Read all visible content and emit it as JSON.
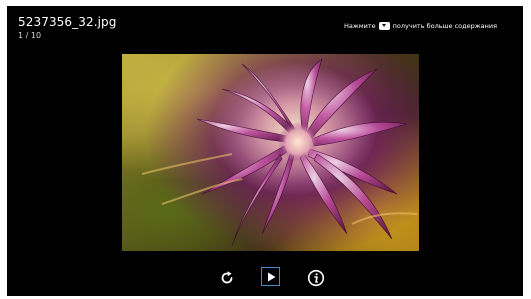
{
  "viewer": {
    "filename": "5237356_32.jpg",
    "counter": "1 / 10",
    "hint_before": "Нажмите",
    "hint_after": "получить больше содержания",
    "hint_key_icon": "down-arrow-key-icon"
  },
  "controls": {
    "items": [
      {
        "icon": "rotate-icon",
        "selected": false
      },
      {
        "icon": "slideshow-play-icon",
        "selected": true
      },
      {
        "icon": "info-icon",
        "selected": false
      }
    ],
    "focus_color": "#3f8fd0",
    "icon_color": "#ffffff"
  },
  "photo": {
    "subject": "macro-flower-photo",
    "colors": [
      "#8e2b7c",
      "#d4c24a",
      "#d3a21d",
      "#f2dcc6"
    ]
  }
}
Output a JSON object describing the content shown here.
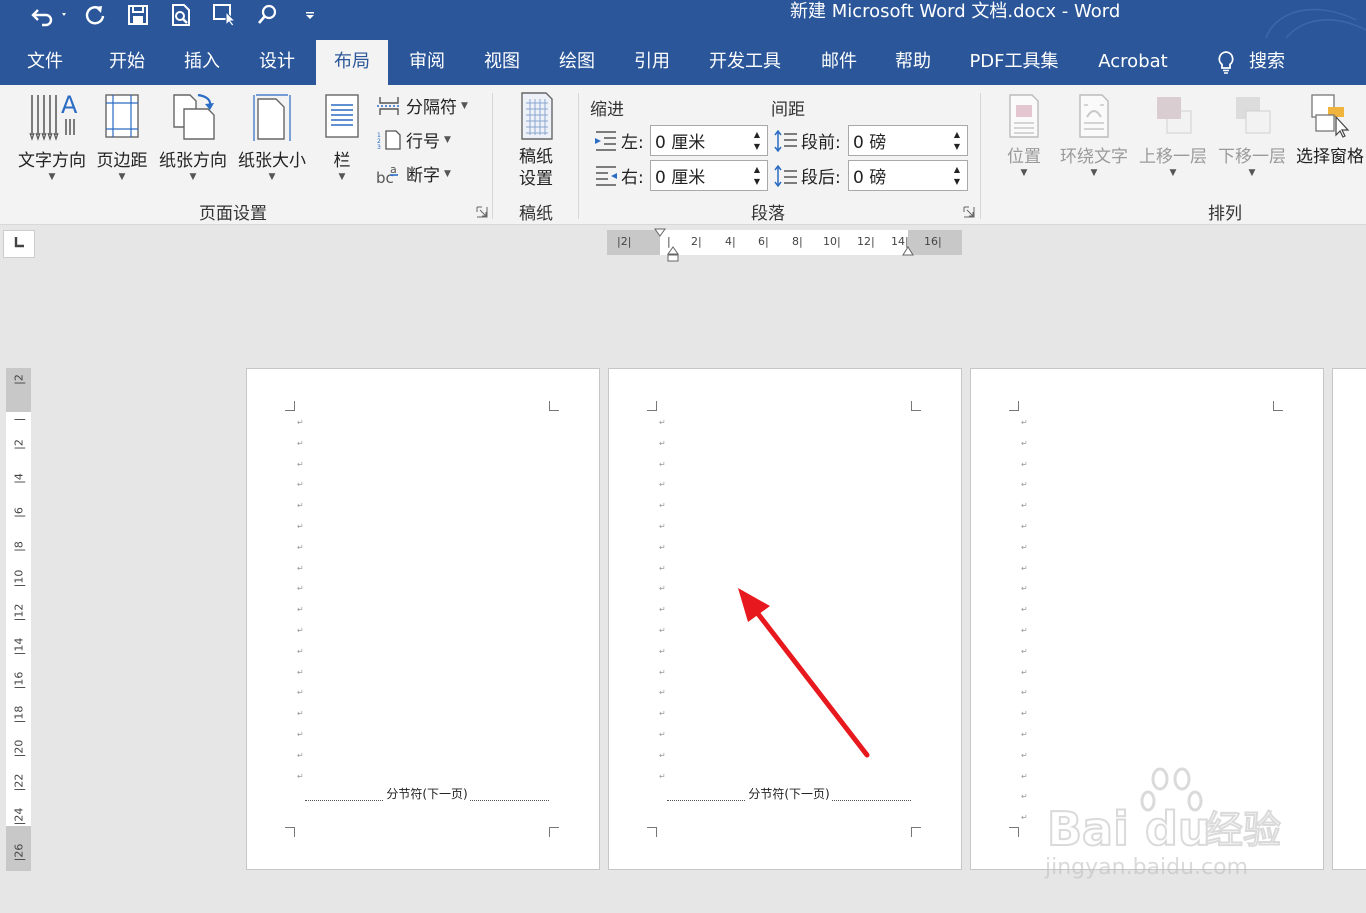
{
  "window": {
    "title": "新建 Microsoft Word 文档.docx  -  Word"
  },
  "quick_access": {
    "items": [
      {
        "icon": "undo-icon"
      },
      {
        "icon": "redo-icon"
      },
      {
        "icon": "save-icon"
      },
      {
        "icon": "print-preview-icon"
      },
      {
        "icon": "touch-mode-icon"
      },
      {
        "icon": "search-icon"
      },
      {
        "icon": "customize-qat-icon"
      }
    ]
  },
  "tabs": [
    {
      "label": "文件"
    },
    {
      "label": "开始"
    },
    {
      "label": "插入"
    },
    {
      "label": "设计"
    },
    {
      "label": "布局",
      "active": true
    },
    {
      "label": "审阅"
    },
    {
      "label": "视图"
    },
    {
      "label": "绘图"
    },
    {
      "label": "引用"
    },
    {
      "label": "开发工具"
    },
    {
      "label": "邮件"
    },
    {
      "label": "帮助"
    },
    {
      "label": "PDF工具集"
    },
    {
      "label": "Acrobat"
    },
    {
      "label": "搜索",
      "icon": "lightbulb-icon"
    }
  ],
  "ribbon": {
    "page_setup": {
      "label": "页面设置",
      "buttons": [
        {
          "label": "文字方向"
        },
        {
          "label": "页边距"
        },
        {
          "label": "纸张方向"
        },
        {
          "label": "纸张大小"
        },
        {
          "label": "栏"
        }
      ],
      "small_buttons": [
        {
          "label": "分隔符"
        },
        {
          "label": "行号"
        },
        {
          "label": "断字"
        }
      ]
    },
    "manuscript": {
      "label": "稿纸",
      "button_line1": "稿纸",
      "button_line2": "设置"
    },
    "paragraph": {
      "label": "段落",
      "indent_title": "缩进",
      "spacing_title": "间距",
      "indent_left_label": "左:",
      "indent_left_value": "0 厘米",
      "indent_right_label": "右:",
      "indent_right_value": "0 厘米",
      "spacing_before_label": "段前:",
      "spacing_before_value": "0 磅",
      "spacing_after_label": "段后:",
      "spacing_after_value": "0 磅"
    },
    "arrange": {
      "label": "排列",
      "buttons": [
        {
          "label": "位置",
          "enabled": false
        },
        {
          "label": "环绕文字",
          "enabled": false
        },
        {
          "label": "上移一层",
          "enabled": false
        },
        {
          "label": "下移一层",
          "enabled": false
        },
        {
          "label": "选择窗格",
          "enabled": true
        }
      ]
    }
  },
  "rulers": {
    "horizontal": [
      "2",
      "2",
      "4",
      "6",
      "8",
      "10",
      "12",
      "14",
      "16"
    ],
    "vertical": [
      "2",
      "2",
      "4",
      "6",
      "8",
      "10",
      "12",
      "14",
      "16",
      "18",
      "20",
      "22",
      "24",
      "26"
    ]
  },
  "pages": [
    {
      "section_break": "分节符(下一页)"
    },
    {
      "section_break": "分节符(下一页)"
    },
    {
      "section_break": ""
    }
  ],
  "watermark": {
    "text": "jingyan.baidu.com"
  },
  "colors": {
    "ribbon_blue": "#2b579a",
    "annotation_arrow": "#e8191e"
  }
}
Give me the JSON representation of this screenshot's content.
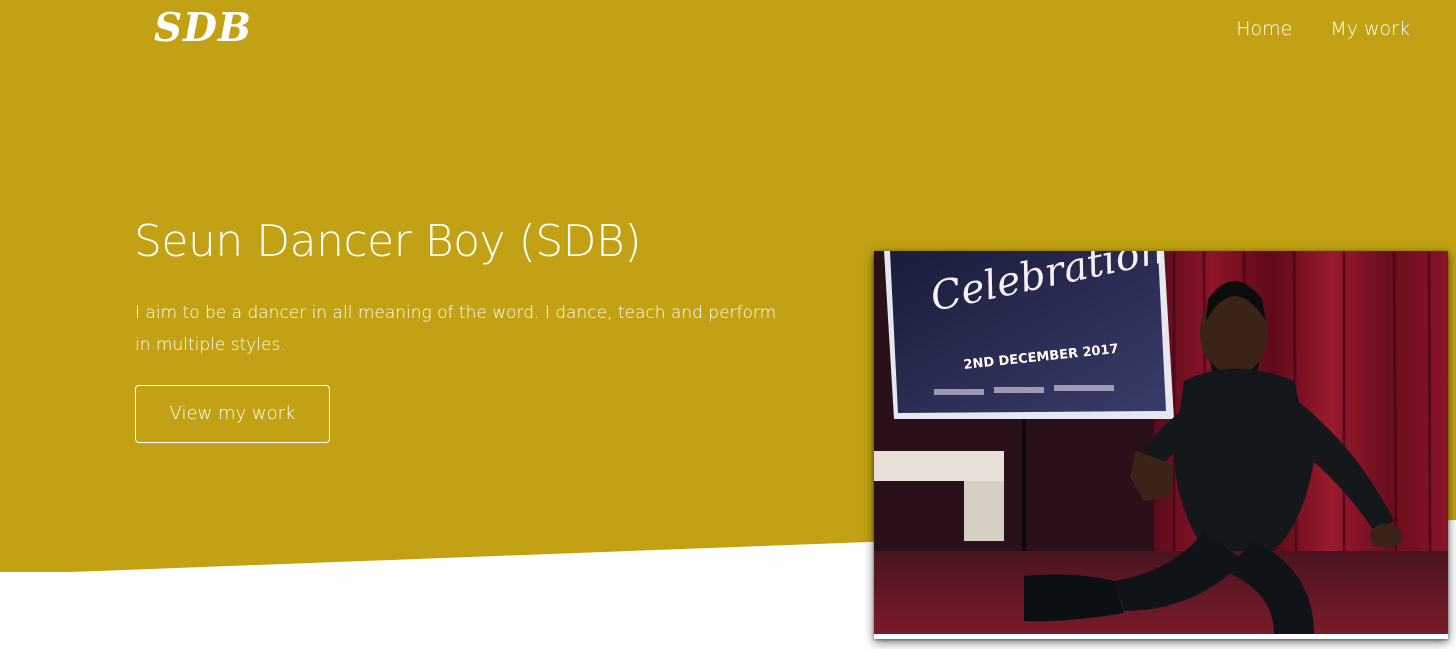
{
  "header": {
    "logo": "SDB",
    "nav": [
      {
        "label": "Home"
      },
      {
        "label": "My work"
      }
    ]
  },
  "hero": {
    "title": "Seun Dancer Boy (SDB)",
    "description": "I aim to be a dancer in all meaning of the word. I dance, teach and perform in multiple styles.",
    "button_label": "View my work",
    "photo": {
      "banner_script": "Celebration",
      "banner_date": "2ND DECEMBER 2017"
    }
  },
  "colors": {
    "hero_background": "#c2a214",
    "text": "#ffffff",
    "page_background": "#ffffff"
  }
}
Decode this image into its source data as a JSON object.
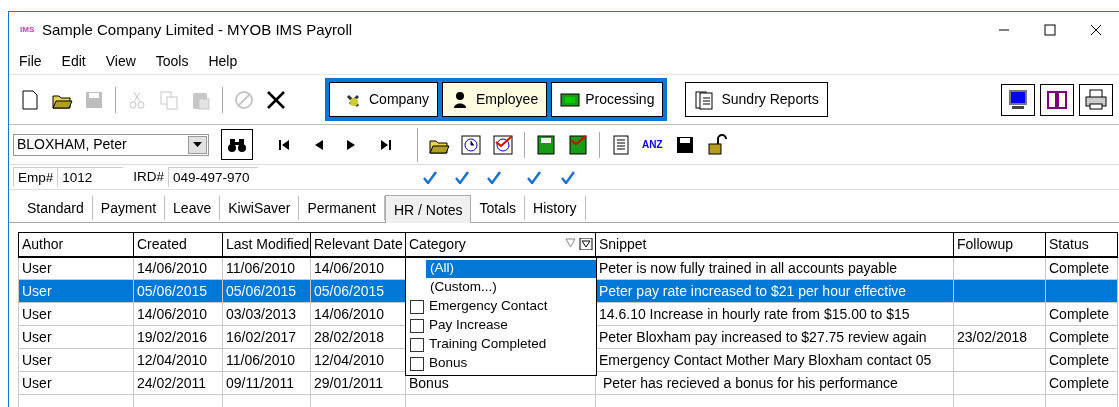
{
  "window": {
    "app_badge": "IMS",
    "title": "Sample Company Limited - MYOB IMS Payroll"
  },
  "menu": [
    "File",
    "Edit",
    "View",
    "Tools",
    "Help"
  ],
  "toolbar": [
    {
      "kind": "new",
      "disabled": false
    },
    {
      "kind": "open",
      "disabled": false
    },
    {
      "kind": "save",
      "disabled": true
    },
    {
      "kind": "sep"
    },
    {
      "kind": "cut",
      "disabled": true
    },
    {
      "kind": "copy",
      "disabled": true
    },
    {
      "kind": "paste",
      "disabled": true
    },
    {
      "kind": "sep"
    },
    {
      "kind": "cancel",
      "disabled": true
    },
    {
      "kind": "delete",
      "disabled": false
    }
  ],
  "modules": [
    {
      "kind": "company",
      "label": "Company",
      "selected": false
    },
    {
      "kind": "employee",
      "label": "Employee",
      "selected": true
    },
    {
      "kind": "processing",
      "label": "Processing",
      "selected": false
    }
  ],
  "sundry_button": {
    "label": "Sundry Reports"
  },
  "employee_select": {
    "value": "BLOXHAM, Peter"
  },
  "employee_info": {
    "emp_label": "Emp#",
    "emp_no": "1012",
    "ird_label": "IRD#",
    "ird_no": "049-497-970"
  },
  "record_tools": [
    {
      "kind": "folder",
      "checked": true
    },
    {
      "kind": "clock",
      "checked": true
    },
    {
      "kind": "clock-x",
      "checked": true
    },
    {
      "kind": "sep"
    },
    {
      "kind": "calc",
      "checked": true
    },
    {
      "kind": "calc-x",
      "checked": true
    },
    {
      "kind": "sep"
    },
    {
      "kind": "doc"
    },
    {
      "kind": "anz",
      "label": "ANZ"
    },
    {
      "kind": "save"
    },
    {
      "kind": "unlock"
    }
  ],
  "tabs": [
    {
      "label": "Standard",
      "selected": false
    },
    {
      "label": "Payment",
      "selected": false
    },
    {
      "label": "Leave",
      "selected": false
    },
    {
      "label": "KiwiSaver",
      "selected": false
    },
    {
      "label": "Permanent",
      "selected": false
    },
    {
      "label": "HR / Notes",
      "selected": true
    },
    {
      "label": "Totals",
      "selected": false
    },
    {
      "label": "History",
      "selected": false
    }
  ],
  "table": {
    "columns": [
      "Author",
      "Created",
      "Last Modified",
      "Relevant Date",
      "Category",
      "Snippet",
      "Followup",
      "Status"
    ],
    "rows": [
      {
        "selected": false,
        "cells": [
          "User",
          "14/06/2010",
          "11/06/2010",
          "14/06/2010",
          "",
          "Peter is now fully trained in all accounts payable",
          "",
          "Complete"
        ]
      },
      {
        "selected": true,
        "cells": [
          "User",
          "05/06/2015",
          "05/06/2015",
          "05/06/2015",
          "",
          "Peter pay rate increased to $21 per hour effective",
          "",
          ""
        ]
      },
      {
        "selected": false,
        "cells": [
          "User",
          "14/06/2010",
          "03/03/2013",
          "14/06/2010",
          "",
          "14.6.10 Increase in hourly rate from $15.00 to $15",
          "",
          "Complete"
        ]
      },
      {
        "selected": false,
        "cells": [
          "User",
          "19/02/2016",
          "16/02/2017",
          "28/02/2018",
          "",
          "Peter Bloxham pay increased to $27.75 review again",
          "23/02/2018",
          "Complete"
        ]
      },
      {
        "selected": false,
        "cells": [
          "User",
          "12/04/2010",
          "11/06/2010",
          "12/04/2010",
          "",
          "Emergency Contact Mother Mary Bloxham contact 05",
          "",
          "Complete"
        ]
      },
      {
        "selected": false,
        "cells": [
          "User",
          "24/02/2011",
          "09/11/2011",
          "29/01/2011",
          "Bonus",
          " Peter has recieved a bonus for his performance",
          "",
          "Complete"
        ]
      }
    ]
  },
  "filter_dropdown": {
    "items": [
      {
        "kind": "option",
        "label": "(All)",
        "selected": true
      },
      {
        "kind": "option",
        "label": "(Custom...)",
        "selected": false
      },
      {
        "kind": "checkbox",
        "label": "Emergency Contact",
        "checked": false
      },
      {
        "kind": "checkbox",
        "label": "Pay Increase",
        "checked": false
      },
      {
        "kind": "checkbox",
        "label": "Training Completed",
        "checked": false
      },
      {
        "kind": "checkbox",
        "label": "Bonus",
        "checked": false
      }
    ]
  }
}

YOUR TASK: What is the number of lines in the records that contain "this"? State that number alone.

RESPONSE AREA: 2